# TASK DETAILS
Which lines of the data hold the word "Administrators"? Copy all of them.

# LISTED RECORDS
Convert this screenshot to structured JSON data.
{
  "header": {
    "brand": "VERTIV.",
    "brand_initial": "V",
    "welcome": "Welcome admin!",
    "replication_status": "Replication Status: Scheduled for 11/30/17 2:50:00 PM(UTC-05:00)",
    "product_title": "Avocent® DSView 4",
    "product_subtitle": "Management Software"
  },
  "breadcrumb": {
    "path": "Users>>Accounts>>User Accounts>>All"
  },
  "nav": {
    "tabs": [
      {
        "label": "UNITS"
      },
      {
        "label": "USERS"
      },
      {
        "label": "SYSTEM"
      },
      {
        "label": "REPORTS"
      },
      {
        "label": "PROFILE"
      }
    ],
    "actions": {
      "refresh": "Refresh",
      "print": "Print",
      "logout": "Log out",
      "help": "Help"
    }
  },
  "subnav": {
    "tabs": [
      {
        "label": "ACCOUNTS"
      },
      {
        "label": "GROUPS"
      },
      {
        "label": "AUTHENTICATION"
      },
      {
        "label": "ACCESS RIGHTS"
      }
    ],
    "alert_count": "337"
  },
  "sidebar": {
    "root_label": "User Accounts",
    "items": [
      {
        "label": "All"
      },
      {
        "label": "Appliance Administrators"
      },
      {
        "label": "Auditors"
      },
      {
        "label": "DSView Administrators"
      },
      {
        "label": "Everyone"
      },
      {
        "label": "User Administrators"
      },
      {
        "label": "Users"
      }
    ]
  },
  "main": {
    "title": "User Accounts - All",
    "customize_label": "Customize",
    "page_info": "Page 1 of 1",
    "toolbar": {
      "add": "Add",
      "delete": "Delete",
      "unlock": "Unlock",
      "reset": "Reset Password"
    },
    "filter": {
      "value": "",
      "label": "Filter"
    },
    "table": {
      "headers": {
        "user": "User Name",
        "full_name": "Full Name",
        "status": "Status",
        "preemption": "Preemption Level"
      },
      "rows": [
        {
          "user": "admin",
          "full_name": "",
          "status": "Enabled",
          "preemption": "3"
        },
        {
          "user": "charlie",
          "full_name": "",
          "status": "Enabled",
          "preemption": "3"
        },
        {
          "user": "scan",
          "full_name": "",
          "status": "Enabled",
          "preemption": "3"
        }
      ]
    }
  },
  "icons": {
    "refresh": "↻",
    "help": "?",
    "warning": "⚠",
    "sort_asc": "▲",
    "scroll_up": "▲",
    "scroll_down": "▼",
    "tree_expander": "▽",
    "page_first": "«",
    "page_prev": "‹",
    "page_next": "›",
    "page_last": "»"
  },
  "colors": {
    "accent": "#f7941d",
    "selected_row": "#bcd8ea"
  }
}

# RESPONSE BELOW
        "label": "Appliance Administrators"
        "label": "DSView Administrators"
        "label": "User Administrators"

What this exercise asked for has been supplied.